This deal is a massive coup for Lovells, which is not a regular adviser on jumbo IT deals, and a masterful example of cross-selling.
The IT deal is the largest in a series of support services outsourcing transactions put together as part of a three-year business renewal plan.
Previously, Camerons has advised on the outsourcing of Royal Mail’s employee, health and welfare services as well as its company car fleet, while Slaughters was involved in some aborted transactions.
Lovells property partner Nicholas Cheffings won a competitive tender to advise on the outsourcing of Royal Mail’s facilities management division Romec last year, and was retained for the IT transaction.

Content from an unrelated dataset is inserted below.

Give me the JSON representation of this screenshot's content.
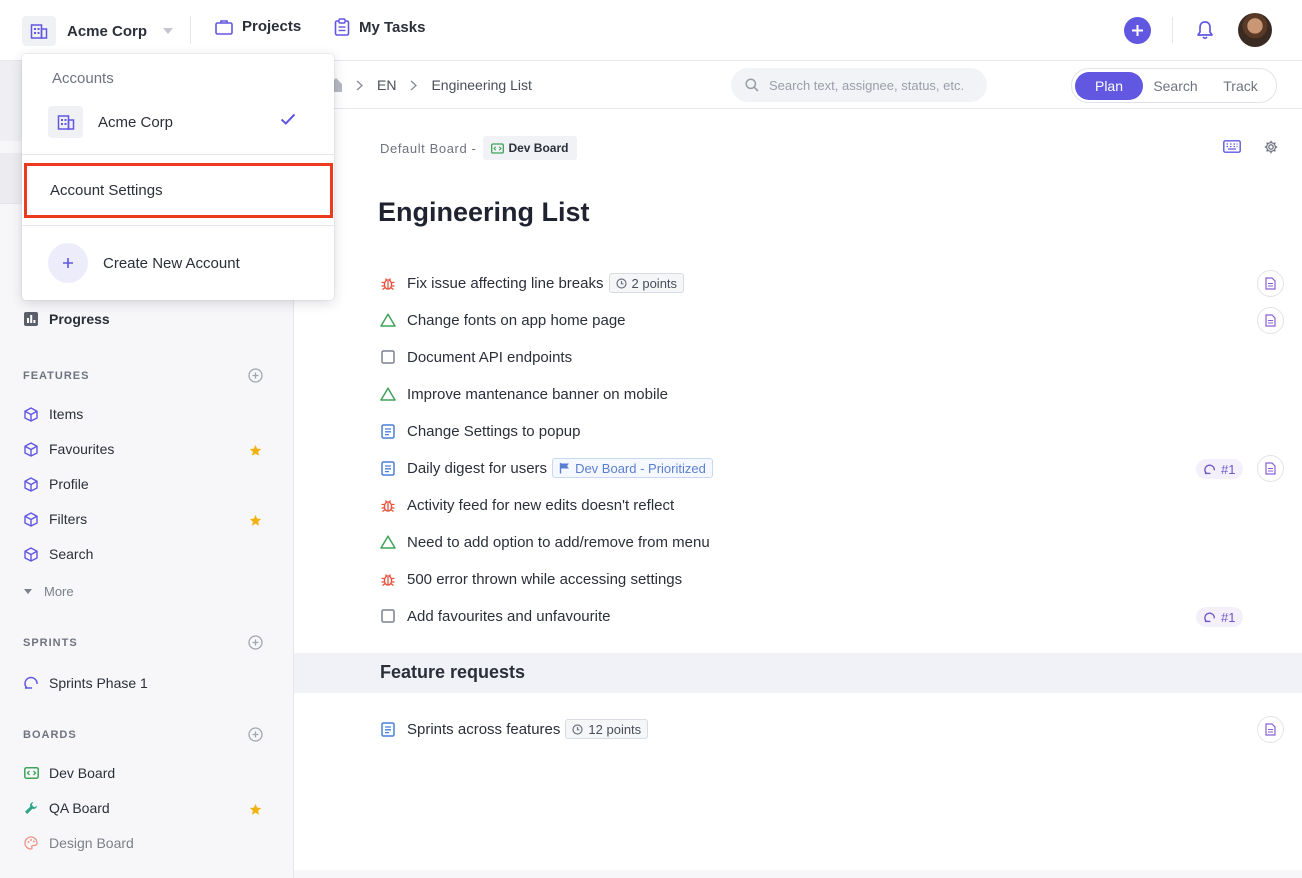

“We had a team leader; myself, with an umbrella view of the entire transaction; an IT strand led by Conor Ward, which put together the services agreement; and a corporate strand, Frances Le Grys, which advised on pensions, employment and tax structuring,” said Cheffings.
CSC has formed the Prism Alliance between BT and Xansa, which will be responsible for running Royal Mail’s data centres and data networks, along with voice services and major applications supporting business-critical systems.
CSC was advised by its in-house team, led by general counsel Gawie Nienaber and Mike Phillips, on the core aspects of the deal, with Baker & McKenzie (employment and pensions), Laytons (property) and v-lex (IT) providing advice in specialist areas. BT and Xansa were both advised by their in-house legal departments.